Proper labeling is also essential for tracing the specimen back to its very origin. Each specimen is labeled with an ethanol-resistant tag that contains its catalogue number, and when and where the specimen was collected. Sometimes, even the name of the scientist who collected the specimen is recorded here.
Our living environment is a delicate system of interconnections. Human activity, including past collecting practices, can dangerously impact nature and its structure. In the past, early naturalists would collect indiscriminately and often destructively. While their work was foundational to the museum collections we use today, contemporary scientists support best practices for more sustainable collecting. In the United States, Federal and State laws strictly regulate the legal collection of specimens including reptiles and amphibians. Sustainable collecting practices rely on detailed knowledge of a species’ ecology and conservation status. This way, scientists try to minimize negative impacts to wildlife populations.
Innovations in the field of preservation
To extend the life of fluid-preserved collections and make their important data more accessible, scientific institutions are finding innovative ways of digitizing and sharing specimen data. Museums produce high resolution images of fluid-preserved specimens using squeeze boxes. These tools allow the specimen to remain submerged in ethanol when photographed to avoid physical damage. Scientists share specimen information through online databases, which may be used by researchers all around the world. Other innovative practices include using X-rays and CT scanning to create highly detailed 3D models of fluid-preserved specimens.
Other preservation methods
Reptiles and amphibians can be preserved in other ways. Preparing and preserving the specimen’s skeleton allows examination of the bones of the animal. A turtle’s shell is part of its skeleton — examining the inside of the shell shows how the vertebrae and ribs actually make up the framework of the animal’s shell.
To show what an animal looked like in life with a specimen, a mounted, life-like specimen must be created. Reptiles such as snakes, turtles, and alligators, can be taxidermied.

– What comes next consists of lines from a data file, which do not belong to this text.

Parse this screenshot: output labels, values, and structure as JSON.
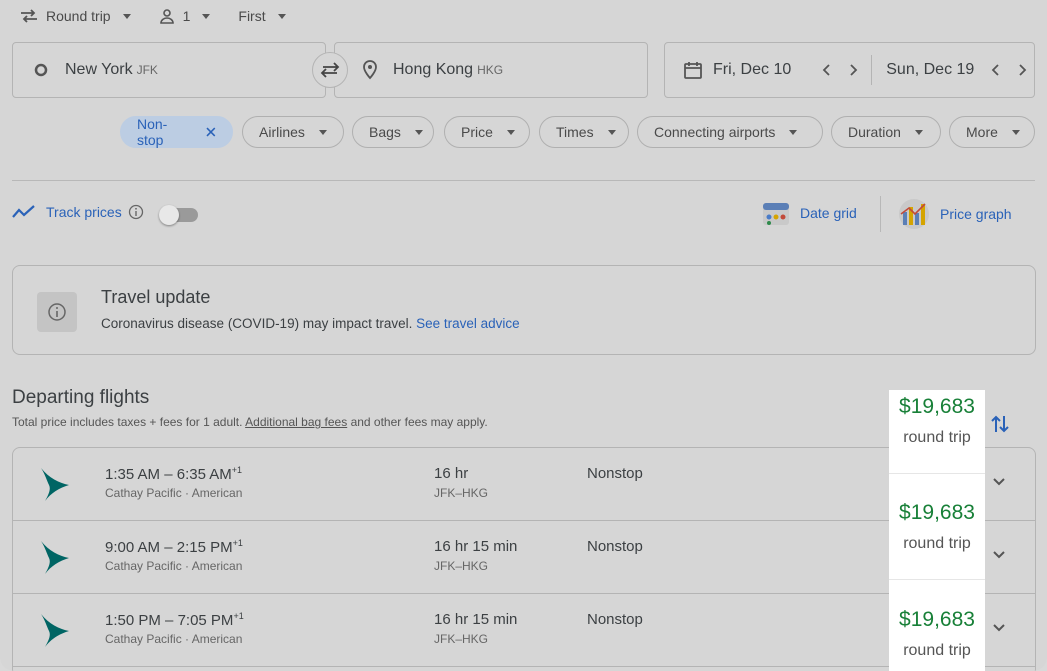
{
  "search": {
    "trip_type": "Round trip",
    "passengers": "1",
    "cabin": "First",
    "origin_city": "New York",
    "origin_code": "JFK",
    "destination_city": "Hong Kong",
    "destination_code": "HKG",
    "depart_date": "Fri, Dec 10",
    "return_date": "Sun, Dec 19"
  },
  "filters": [
    {
      "label": "Non-stop",
      "active": true
    },
    {
      "label": "Airlines"
    },
    {
      "label": "Bags"
    },
    {
      "label": "Price"
    },
    {
      "label": "Times"
    },
    {
      "label": "Connecting airports"
    },
    {
      "label": "Duration"
    },
    {
      "label": "More"
    }
  ],
  "tools": {
    "track_prices": "Track prices",
    "date_grid": "Date grid",
    "price_graph": "Price graph"
  },
  "travel_update": {
    "title": "Travel update",
    "message": "Coronavirus disease (COVID-19) may impact travel.",
    "link": "See travel advice"
  },
  "departing": {
    "title": "Departing flights",
    "subtitle_pre": "Total price includes taxes + fees for 1 adult.",
    "subtitle_link": "Additional bag fees",
    "subtitle_post": "and other fees may apply."
  },
  "flights": [
    {
      "depart": "1:35 AM",
      "arrive": "6:35 AM",
      "day_offset": "+1",
      "airline": "Cathay Pacific · American",
      "duration": "16 hr",
      "route": "JFK–HKG",
      "stops": "Nonstop",
      "price": "$19,683",
      "price_note": "round trip"
    },
    {
      "depart": "9:00 AM",
      "arrive": "2:15 PM",
      "day_offset": "+1",
      "airline": "Cathay Pacific · American",
      "duration": "16 hr 15 min",
      "route": "JFK–HKG",
      "stops": "Nonstop",
      "price": "$19,683",
      "price_note": "round trip"
    },
    {
      "depart": "1:50 PM",
      "arrive": "7:05 PM",
      "day_offset": "+1",
      "airline": "Cathay Pacific · American",
      "duration": "16 hr 15 min",
      "route": "JFK–HKG",
      "stops": "Nonstop",
      "price": "$19,683",
      "price_note": "round trip"
    }
  ],
  "colors": {
    "price_green": "#188038",
    "link_blue": "#2a62b8",
    "airline_teal": "#006564"
  },
  "icons": [
    "round-trip-icon",
    "person-icon",
    "origin-circle-icon",
    "swap-icon",
    "location-pin-icon",
    "calendar-icon",
    "chevron-left-icon",
    "chevron-right-icon",
    "clear-x-icon",
    "trend-icon",
    "info-icon",
    "date-grid-icon",
    "price-graph-icon",
    "sort-icon",
    "expand-chevron-icon",
    "cathay-pacific-logo"
  ]
}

To create a mounted specimen, the taxidermist needs to understand the skeletal and muscular system of the specific type of animal, be able to reconstruct the inner framework of the mount, and also be familiar with the behavior of the type of animal they are working with in order to create a life-like specimen. Taxidermists usually develop a specialty in one group of animals; the more they learn about mammal, bird, or reptile bodies and behaviors, the more effective they are at creating a mounted specimen of that group.
Freeze-drying is another process of preparation that is sometimes used. Freeze-drying removes water from the specimen in a low pressure environment, preventing tissue and skin from shrinking. This preparation method also allows for preservation of the entire animal, however it takes a long time and is most effective with a freeze-drying freezer.